Berlin ag teacher reaps state award
When it comes to a love for agriculture combined with community service, Doyle Paul, of Berlin, Somerset County, is a shining example.
So much so, in fact, that in early February he received the Richard Hoppes Memorial Award, the most prestigious state award handed out by the Pennsylvania Young Farmers Association. The organization held its winter conference Feb. 5-8 at the Quality Inn, Somerset.
Paul, a former vocational agriculture teacher at Berlin and the current adviser of the Berlin Young Farmers Chapter, said the award was a surprise.
"I never expected this," he said. "It is an honor, and I am grateful that the state organization recognized me in this way."
Not only did Paul help organize the statewide conference, but he has spent years working to promote agriculture and community service.
He has served as the adviser for the Berlin Young Farmers' chapter for 41 years and in addition to his honor at the state conference, his chapter received the outstanding chapter of the year award. Last year, the Berlin chapter was recognized as having 106 members, the most of 32 chapters statewide, even beating out more affluent agricultural areas in eastern Pennsylvania.
One of the Berlin members, Keith Leydig, serves as the western region vice president for the state organization.
The Berlin chapter marks its 50th anniversary this year. It was organized in 1957 under the leadership of Berlin ag teacher Everett Nicklow.

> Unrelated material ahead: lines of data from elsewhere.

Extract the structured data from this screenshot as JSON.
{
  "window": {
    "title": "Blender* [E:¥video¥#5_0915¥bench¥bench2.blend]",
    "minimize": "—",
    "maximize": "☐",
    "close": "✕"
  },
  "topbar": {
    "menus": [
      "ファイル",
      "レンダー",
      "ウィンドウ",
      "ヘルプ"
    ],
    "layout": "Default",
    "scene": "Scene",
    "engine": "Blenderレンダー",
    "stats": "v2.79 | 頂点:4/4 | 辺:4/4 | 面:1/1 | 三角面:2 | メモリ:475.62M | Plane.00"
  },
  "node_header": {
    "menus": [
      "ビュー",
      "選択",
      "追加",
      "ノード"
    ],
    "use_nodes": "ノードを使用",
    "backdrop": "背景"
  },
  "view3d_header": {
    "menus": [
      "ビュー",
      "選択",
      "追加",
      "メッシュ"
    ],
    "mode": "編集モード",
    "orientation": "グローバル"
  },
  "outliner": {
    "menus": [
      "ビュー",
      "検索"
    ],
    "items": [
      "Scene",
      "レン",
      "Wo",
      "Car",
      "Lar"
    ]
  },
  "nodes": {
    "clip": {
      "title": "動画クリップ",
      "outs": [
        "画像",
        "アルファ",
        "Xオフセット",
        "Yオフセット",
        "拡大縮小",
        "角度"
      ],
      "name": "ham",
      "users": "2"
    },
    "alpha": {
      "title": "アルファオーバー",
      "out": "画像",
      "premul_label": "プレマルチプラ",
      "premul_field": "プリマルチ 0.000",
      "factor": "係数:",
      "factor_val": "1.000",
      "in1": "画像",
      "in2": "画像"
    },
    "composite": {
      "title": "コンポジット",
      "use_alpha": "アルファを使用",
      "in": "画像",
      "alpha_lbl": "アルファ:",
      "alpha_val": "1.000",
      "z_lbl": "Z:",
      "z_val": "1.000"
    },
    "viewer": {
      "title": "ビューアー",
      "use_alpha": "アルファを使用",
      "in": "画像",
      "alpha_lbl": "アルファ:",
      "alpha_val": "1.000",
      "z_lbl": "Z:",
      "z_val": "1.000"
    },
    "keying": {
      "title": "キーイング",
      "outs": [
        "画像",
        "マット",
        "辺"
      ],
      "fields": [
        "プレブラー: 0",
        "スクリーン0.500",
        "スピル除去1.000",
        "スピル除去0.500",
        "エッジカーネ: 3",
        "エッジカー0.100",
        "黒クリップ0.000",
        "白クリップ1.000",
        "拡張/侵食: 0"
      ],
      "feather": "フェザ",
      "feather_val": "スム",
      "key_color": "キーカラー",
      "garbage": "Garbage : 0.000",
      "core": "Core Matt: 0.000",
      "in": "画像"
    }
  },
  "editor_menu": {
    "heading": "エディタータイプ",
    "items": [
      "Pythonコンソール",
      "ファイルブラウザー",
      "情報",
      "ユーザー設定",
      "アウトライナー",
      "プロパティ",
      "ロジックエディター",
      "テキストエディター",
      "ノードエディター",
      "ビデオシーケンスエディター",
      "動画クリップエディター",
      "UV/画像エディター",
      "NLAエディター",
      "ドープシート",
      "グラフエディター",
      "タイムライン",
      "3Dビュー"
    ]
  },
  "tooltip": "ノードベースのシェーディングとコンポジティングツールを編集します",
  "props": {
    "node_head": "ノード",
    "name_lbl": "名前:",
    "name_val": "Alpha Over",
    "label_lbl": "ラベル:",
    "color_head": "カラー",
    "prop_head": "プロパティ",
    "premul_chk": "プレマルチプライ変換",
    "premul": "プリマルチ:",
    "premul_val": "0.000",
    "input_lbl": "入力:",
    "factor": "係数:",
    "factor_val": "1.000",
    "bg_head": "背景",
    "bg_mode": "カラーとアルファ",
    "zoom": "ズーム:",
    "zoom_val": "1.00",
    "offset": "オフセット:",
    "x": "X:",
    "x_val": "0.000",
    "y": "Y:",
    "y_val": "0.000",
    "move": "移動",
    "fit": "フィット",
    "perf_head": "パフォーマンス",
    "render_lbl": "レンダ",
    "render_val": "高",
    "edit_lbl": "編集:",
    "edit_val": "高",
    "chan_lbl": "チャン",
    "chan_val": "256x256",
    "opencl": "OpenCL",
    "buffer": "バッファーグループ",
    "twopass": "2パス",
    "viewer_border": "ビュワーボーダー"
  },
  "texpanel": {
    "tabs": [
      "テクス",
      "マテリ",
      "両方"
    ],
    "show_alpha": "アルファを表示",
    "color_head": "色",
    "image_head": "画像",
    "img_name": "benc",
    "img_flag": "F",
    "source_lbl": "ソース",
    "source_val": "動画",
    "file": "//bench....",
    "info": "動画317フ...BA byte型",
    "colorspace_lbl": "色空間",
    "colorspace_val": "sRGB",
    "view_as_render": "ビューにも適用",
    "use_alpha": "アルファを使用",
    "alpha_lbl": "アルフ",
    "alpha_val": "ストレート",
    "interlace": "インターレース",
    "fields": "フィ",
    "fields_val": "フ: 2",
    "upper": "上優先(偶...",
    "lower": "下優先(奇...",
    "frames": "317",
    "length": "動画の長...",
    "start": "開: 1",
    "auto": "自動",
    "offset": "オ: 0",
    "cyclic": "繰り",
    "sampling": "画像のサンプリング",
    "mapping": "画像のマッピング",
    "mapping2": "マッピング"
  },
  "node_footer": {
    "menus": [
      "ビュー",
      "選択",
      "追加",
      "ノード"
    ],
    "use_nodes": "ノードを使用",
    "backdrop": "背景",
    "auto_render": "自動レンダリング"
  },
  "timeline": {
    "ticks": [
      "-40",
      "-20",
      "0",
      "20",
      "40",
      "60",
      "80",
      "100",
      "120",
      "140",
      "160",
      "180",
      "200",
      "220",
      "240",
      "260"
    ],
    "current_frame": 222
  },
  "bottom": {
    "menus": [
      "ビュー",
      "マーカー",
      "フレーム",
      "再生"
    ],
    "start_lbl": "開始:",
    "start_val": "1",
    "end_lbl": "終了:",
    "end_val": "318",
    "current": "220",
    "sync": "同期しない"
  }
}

Nicklow left Berlin to take a position as administrator at the Somerset County Vocational-Technical School, and in doing so he left a void in the agricultural department in Berlin and the strong farming community.
It was then that Doyle Paul was called by the Berlin School District to come back from teaching at Red Lion in York County and become the ag teacher at his alma mater, Berlin Brothersvalley, as well as the Young Farmers adviser. He has held the position for 39 years.
"I feel grateful to have been a part of this organization and will continue to support one of the greatest industries and professions in the world," Paul said.
Gerald Reichard, a former agricultural teacher from Waynesboro who has known Paul for several years, announced the Richard Hoppes Memorial Award and praised Paul for his tireless efforts in agriculture.
"Doyle's love for education and the students allowed him to never work a day in his life in the 36 years he was teaching in Berlin as a vocational agricultural teacher," said Reichard. "He's not only the heart of Berlin but also the agricultural community."
Doyle and his wife of 41 years, Donna, have three grown children -- Deidre, Debbie and Doug -- and several grandchildren.
Even though Doyle often can be found spending time with his grandchildren, he has never stopped teaching. His community activities are unselfish and unending.
He serves as a Western Pennsylvania field consultant for Penn State University. And he has always been active with the Berlin Volunteer Fire Department and at his church, Berlin Brethren Church, where his son-in-law, Tom Sprowls, serves as a full-time youth pastor. For the past 41 years, Paul also has been a driving force behind the Berlin Community Fair, held every September in Berlin.
"I was glad after retiring from teaching in 2001 to continue as the Young Farmer adviser, and it's one of the many organizations I've enjoyed working with throughout the years," Paul said.